● ABOUT THIS EXERCISE
Locate all lines in the data below that hold "first" and show them.

● DATA

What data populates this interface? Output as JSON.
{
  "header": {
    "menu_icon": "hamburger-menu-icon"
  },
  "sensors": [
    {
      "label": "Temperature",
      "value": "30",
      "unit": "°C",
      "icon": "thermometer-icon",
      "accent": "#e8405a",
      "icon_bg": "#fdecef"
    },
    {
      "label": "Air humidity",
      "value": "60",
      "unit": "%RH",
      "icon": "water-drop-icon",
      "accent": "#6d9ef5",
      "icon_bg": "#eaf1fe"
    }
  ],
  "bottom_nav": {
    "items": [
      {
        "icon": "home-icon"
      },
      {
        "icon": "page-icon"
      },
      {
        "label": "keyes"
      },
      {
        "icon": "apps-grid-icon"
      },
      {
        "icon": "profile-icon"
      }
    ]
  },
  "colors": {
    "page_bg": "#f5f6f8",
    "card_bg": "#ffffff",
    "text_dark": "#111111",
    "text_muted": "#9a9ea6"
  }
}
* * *
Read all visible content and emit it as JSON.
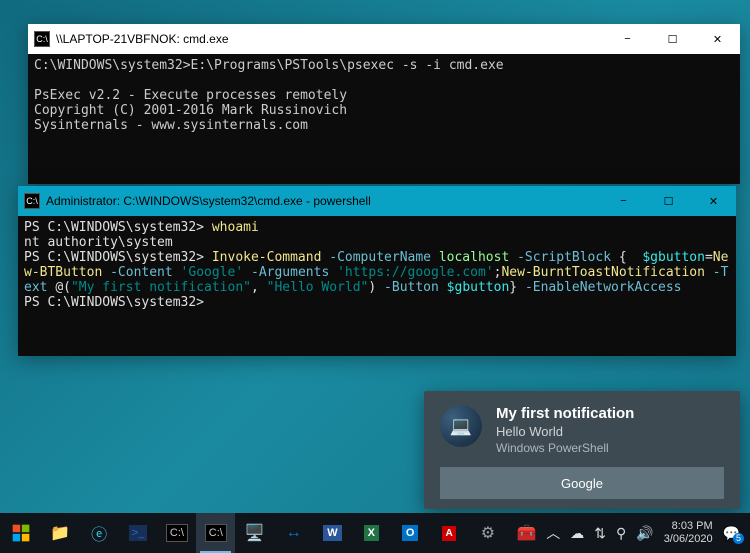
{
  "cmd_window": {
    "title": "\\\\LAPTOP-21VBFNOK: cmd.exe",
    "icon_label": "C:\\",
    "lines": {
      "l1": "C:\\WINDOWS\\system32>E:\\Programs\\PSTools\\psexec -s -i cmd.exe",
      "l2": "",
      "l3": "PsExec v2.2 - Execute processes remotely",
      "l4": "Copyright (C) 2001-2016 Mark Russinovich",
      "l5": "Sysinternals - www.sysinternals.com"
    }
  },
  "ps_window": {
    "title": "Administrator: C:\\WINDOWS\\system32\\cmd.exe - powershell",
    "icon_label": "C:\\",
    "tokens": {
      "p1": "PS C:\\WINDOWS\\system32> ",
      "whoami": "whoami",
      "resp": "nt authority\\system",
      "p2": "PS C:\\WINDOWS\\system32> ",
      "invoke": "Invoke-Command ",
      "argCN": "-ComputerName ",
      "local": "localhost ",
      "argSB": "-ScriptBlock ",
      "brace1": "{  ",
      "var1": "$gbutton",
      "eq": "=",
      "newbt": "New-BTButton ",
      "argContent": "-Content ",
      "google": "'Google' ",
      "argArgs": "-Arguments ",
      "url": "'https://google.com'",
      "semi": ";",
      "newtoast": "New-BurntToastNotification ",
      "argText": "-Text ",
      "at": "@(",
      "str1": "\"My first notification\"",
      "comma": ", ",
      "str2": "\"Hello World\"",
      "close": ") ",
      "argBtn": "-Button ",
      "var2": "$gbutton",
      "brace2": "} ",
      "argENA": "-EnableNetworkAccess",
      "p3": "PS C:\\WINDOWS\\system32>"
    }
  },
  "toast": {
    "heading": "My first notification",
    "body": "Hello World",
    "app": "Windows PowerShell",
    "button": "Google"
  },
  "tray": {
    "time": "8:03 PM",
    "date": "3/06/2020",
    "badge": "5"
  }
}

● RESPONSE
      "str1": "\"My first notification\"",
    "heading": "My first notification",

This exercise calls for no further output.